▸ TASK PROMPT: Give the records back exactly as written, but without the images.

Website and app data records

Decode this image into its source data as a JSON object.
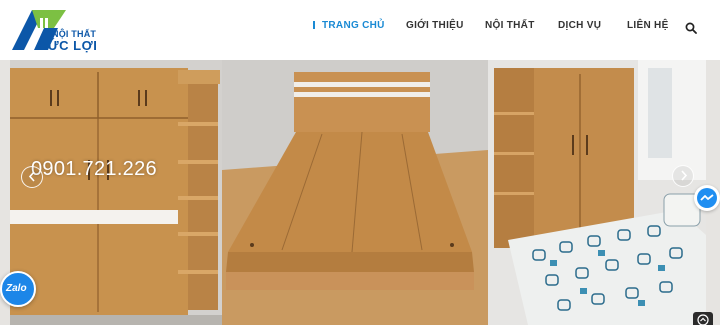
{
  "logo": {
    "line1": "NỘI THẤT",
    "line2": "ĐỨC LỢI"
  },
  "nav": {
    "home": "TRANG CHỦ",
    "about": "GIỚI THIỆU",
    "furniture": "NỘI THẤT",
    "services": "DỊCH VỤ",
    "contact": "LIÊN HỆ"
  },
  "slider": {
    "phone": "0901.721.226"
  },
  "widgets": {
    "zalo": "Zalo"
  },
  "icons": {
    "search": "search-icon",
    "prev": "chevron-left-icon",
    "next": "chevron-right-icon",
    "messenger": "messenger-icon",
    "zalo": "zalo-icon",
    "scroll_top": "arrow-up-icon"
  },
  "colors": {
    "brand_blue": "#0c57a8",
    "brand_green": "#7cc043",
    "nav_active": "#1a8ad4",
    "nav_text": "#333333"
  }
}
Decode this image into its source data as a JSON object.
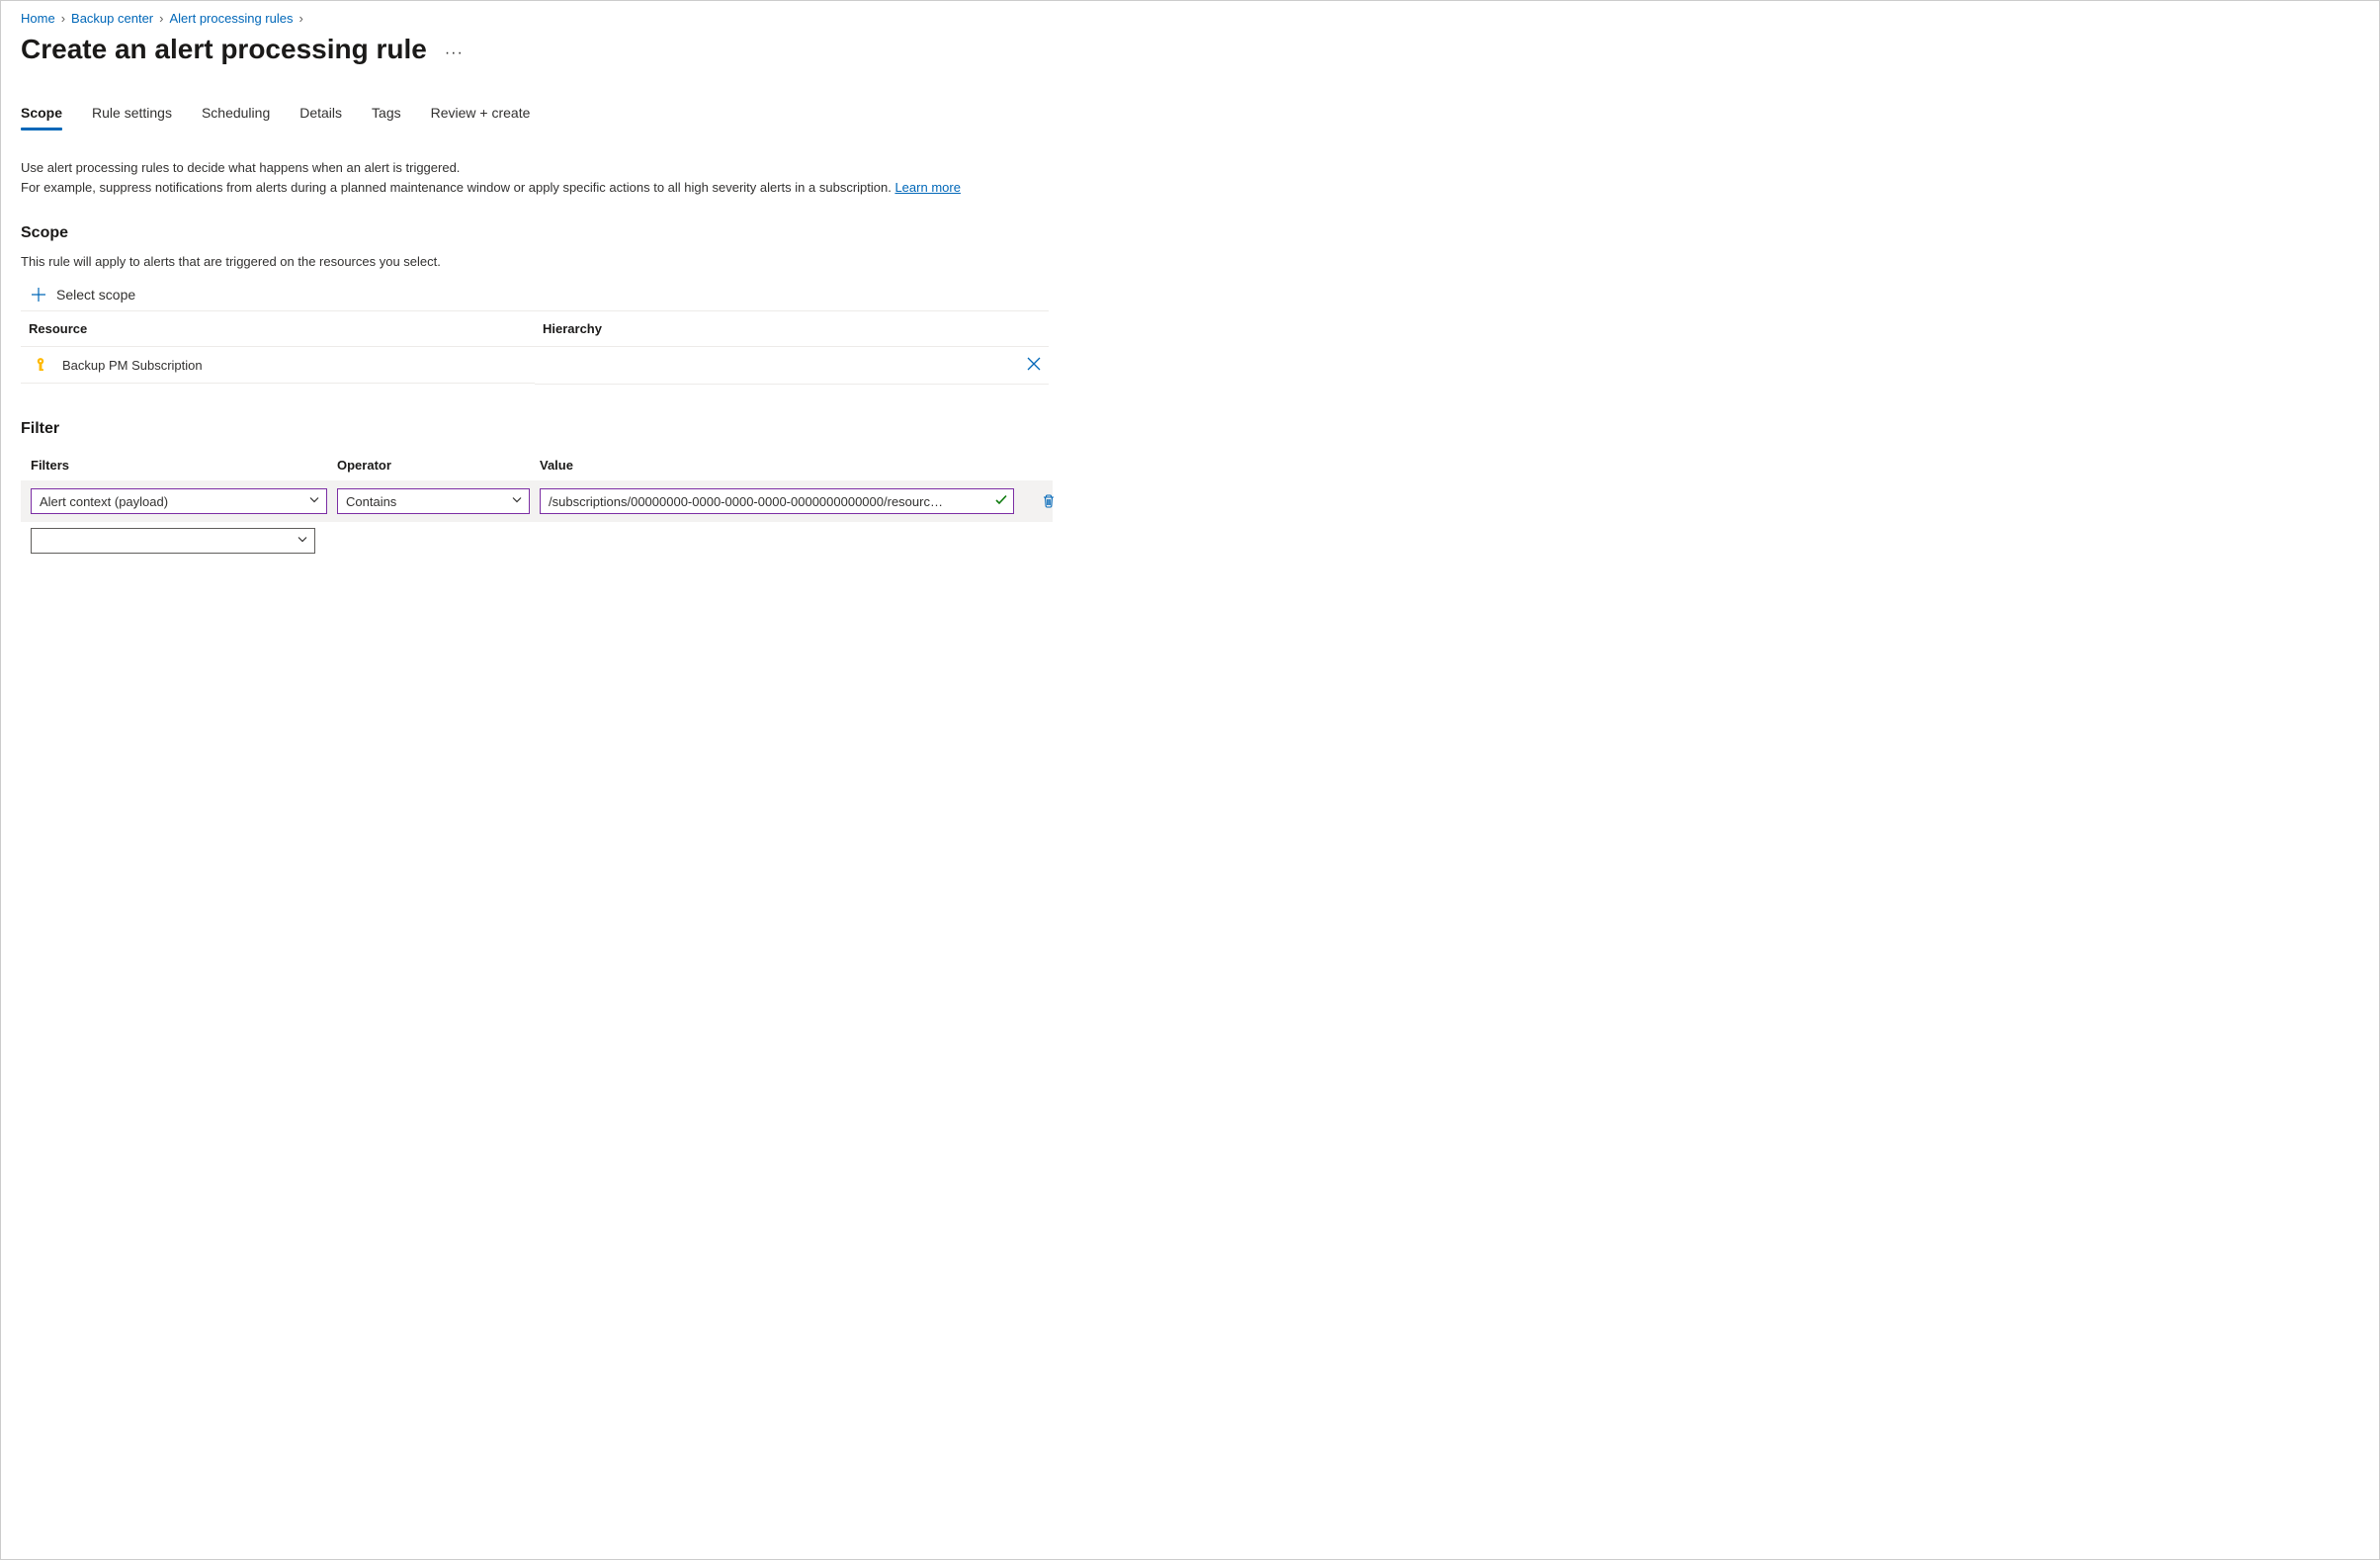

▸ RESULT OF THE EXERCISE:
Decode this image into its source data as a JSON object.
{
  "logo": {
    "line1": "NỘI THẤT",
    "line2": "ĐỨC LỢI"
  },
  "nav": {
    "home": "TRANG CHỦ",
    "about": "GIỚI THIỆU",
    "furniture": "NỘI THẤT",
    "services": "DỊCH VỤ",
    "contact": "LIÊN HỆ"
  },
  "slider": {
    "phone": "0901.721.226"
  },
  "widgets": {
    "zalo": "Zalo"
  },
  "icons": {
    "search": "search-icon",
    "prev": "chevron-left-icon",
    "next": "chevron-right-icon",
    "messenger": "messenger-icon",
    "zalo": "zalo-icon",
    "scroll_top": "arrow-up-icon"
  },
  "colors": {
    "brand_blue": "#0c57a8",
    "brand_green": "#7cc043",
    "nav_active": "#1a8ad4",
    "nav_text": "#333333"
  }
}
Decode this image into its source data as a JSON object.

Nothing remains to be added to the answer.